Data about app and page elements:
⟨

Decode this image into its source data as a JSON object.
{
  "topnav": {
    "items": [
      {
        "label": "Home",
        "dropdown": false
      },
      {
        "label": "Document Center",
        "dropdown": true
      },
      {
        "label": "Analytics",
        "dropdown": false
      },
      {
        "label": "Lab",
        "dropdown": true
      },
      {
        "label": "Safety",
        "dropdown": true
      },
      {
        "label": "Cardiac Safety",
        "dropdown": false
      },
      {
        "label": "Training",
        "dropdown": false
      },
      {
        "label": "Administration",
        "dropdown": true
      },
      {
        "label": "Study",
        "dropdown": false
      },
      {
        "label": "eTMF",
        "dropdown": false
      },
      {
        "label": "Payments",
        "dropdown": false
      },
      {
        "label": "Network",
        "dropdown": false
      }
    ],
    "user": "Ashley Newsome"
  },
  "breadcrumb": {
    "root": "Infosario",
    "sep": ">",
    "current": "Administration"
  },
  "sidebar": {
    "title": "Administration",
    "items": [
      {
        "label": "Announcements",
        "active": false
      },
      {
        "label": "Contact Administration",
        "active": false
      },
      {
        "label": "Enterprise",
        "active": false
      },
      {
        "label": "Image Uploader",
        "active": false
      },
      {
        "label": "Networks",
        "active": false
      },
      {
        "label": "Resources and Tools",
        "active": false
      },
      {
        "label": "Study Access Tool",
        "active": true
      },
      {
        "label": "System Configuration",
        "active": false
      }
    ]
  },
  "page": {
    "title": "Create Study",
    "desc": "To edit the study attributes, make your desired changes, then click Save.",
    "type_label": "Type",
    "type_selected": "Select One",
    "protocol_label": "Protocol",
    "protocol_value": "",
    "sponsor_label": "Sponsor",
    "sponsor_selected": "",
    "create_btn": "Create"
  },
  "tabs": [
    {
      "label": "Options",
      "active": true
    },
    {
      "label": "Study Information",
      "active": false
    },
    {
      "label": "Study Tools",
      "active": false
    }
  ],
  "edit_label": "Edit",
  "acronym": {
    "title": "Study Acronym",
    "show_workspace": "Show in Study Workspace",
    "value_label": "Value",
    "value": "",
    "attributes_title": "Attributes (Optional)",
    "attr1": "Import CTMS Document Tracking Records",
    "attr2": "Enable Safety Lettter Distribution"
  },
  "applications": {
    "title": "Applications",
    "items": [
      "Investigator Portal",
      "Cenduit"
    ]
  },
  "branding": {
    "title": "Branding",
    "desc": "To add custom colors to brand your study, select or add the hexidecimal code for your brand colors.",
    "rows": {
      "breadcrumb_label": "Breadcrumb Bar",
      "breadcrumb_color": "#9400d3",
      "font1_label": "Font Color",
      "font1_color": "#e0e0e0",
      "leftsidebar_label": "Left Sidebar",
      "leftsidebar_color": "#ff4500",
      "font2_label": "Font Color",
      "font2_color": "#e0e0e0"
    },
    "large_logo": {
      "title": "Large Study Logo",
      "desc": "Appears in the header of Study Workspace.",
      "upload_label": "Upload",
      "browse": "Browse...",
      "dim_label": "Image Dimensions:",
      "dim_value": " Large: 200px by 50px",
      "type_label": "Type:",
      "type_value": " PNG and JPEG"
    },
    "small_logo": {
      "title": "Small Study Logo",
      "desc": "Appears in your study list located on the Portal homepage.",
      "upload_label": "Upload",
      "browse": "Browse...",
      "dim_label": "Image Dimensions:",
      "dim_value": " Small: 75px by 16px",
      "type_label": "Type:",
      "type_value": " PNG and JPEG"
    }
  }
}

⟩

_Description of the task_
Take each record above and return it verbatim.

_Problem solution_
Decode this image into its source data as a JSON object.
{
  "topnav": {
    "items": [
      {
        "label": "Home",
        "dropdown": false
      },
      {
        "label": "Document Center",
        "dropdown": true
      },
      {
        "label": "Analytics",
        "dropdown": false
      },
      {
        "label": "Lab",
        "dropdown": true
      },
      {
        "label": "Safety",
        "dropdown": true
      },
      {
        "label": "Cardiac Safety",
        "dropdown": false
      },
      {
        "label": "Training",
        "dropdown": false
      },
      {
        "label": "Administration",
        "dropdown": true
      },
      {
        "label": "Study",
        "dropdown": false
      },
      {
        "label": "eTMF",
        "dropdown": false
      },
      {
        "label": "Payments",
        "dropdown": false
      },
      {
        "label": "Network",
        "dropdown": false
      }
    ],
    "user": "Ashley Newsome"
  },
  "breadcrumb": {
    "root": "Infosario",
    "sep": ">",
    "current": "Administration"
  },
  "sidebar": {
    "title": "Administration",
    "items": [
      {
        "label": "Announcements",
        "active": false
      },
      {
        "label": "Contact Administration",
        "active": false
      },
      {
        "label": "Enterprise",
        "active": false
      },
      {
        "label": "Image Uploader",
        "active": false
      },
      {
        "label": "Networks",
        "active": false
      },
      {
        "label": "Resources and Tools",
        "active": false
      },
      {
        "label": "Study Access Tool",
        "active": true
      },
      {
        "label": "System Configuration",
        "active": false
      }
    ]
  },
  "page": {
    "title": "Create Study",
    "desc": "To edit the study attributes, make your desired changes, then click Save.",
    "type_label": "Type",
    "type_selected": "Select One",
    "protocol_label": "Protocol",
    "protocol_value": "",
    "sponsor_label": "Sponsor",
    "sponsor_selected": "",
    "create_btn": "Create"
  },
  "tabs": [
    {
      "label": "Options",
      "active": true
    },
    {
      "label": "Study Information",
      "active": false
    },
    {
      "label": "Study Tools",
      "active": false
    }
  ],
  "edit_label": "Edit",
  "acronym": {
    "title": "Study Acronym",
    "show_workspace": "Show in Study Workspace",
    "value_label": "Value",
    "value": "",
    "attributes_title": "Attributes (Optional)",
    "attr1": "Import CTMS Document Tracking Records",
    "attr2": "Enable Safety Lettter Distribution"
  },
  "applications": {
    "title": "Applications",
    "items": [
      "Investigator Portal",
      "Cenduit"
    ]
  },
  "branding": {
    "title": "Branding",
    "desc": "To add custom colors to brand your study, select or add the hexidecimal code for your brand colors.",
    "rows": {
      "breadcrumb_label": "Breadcrumb Bar",
      "breadcrumb_color": "#9400d3",
      "font1_label": "Font Color",
      "font1_color": "#e0e0e0",
      "leftsidebar_label": "Left Sidebar",
      "leftsidebar_color": "#ff4500",
      "font2_label": "Font Color",
      "font2_color": "#e0e0e0"
    },
    "large_logo": {
      "title": "Large Study Logo",
      "desc": "Appears in the header of Study Workspace.",
      "upload_label": "Upload",
      "browse": "Browse...",
      "dim_label": "Image Dimensions:",
      "dim_value": " Large: 200px by 50px",
      "type_label": "Type:",
      "type_value": " PNG and JPEG"
    },
    "small_logo": {
      "title": "Small Study Logo",
      "desc": "Appears in your study list located on the Portal homepage.",
      "upload_label": "Upload",
      "browse": "Browse...",
      "dim_label": "Image Dimensions:",
      "dim_value": " Small: 75px by 16px",
      "type_label": "Type:",
      "type_value": " PNG and JPEG"
    }
  }
}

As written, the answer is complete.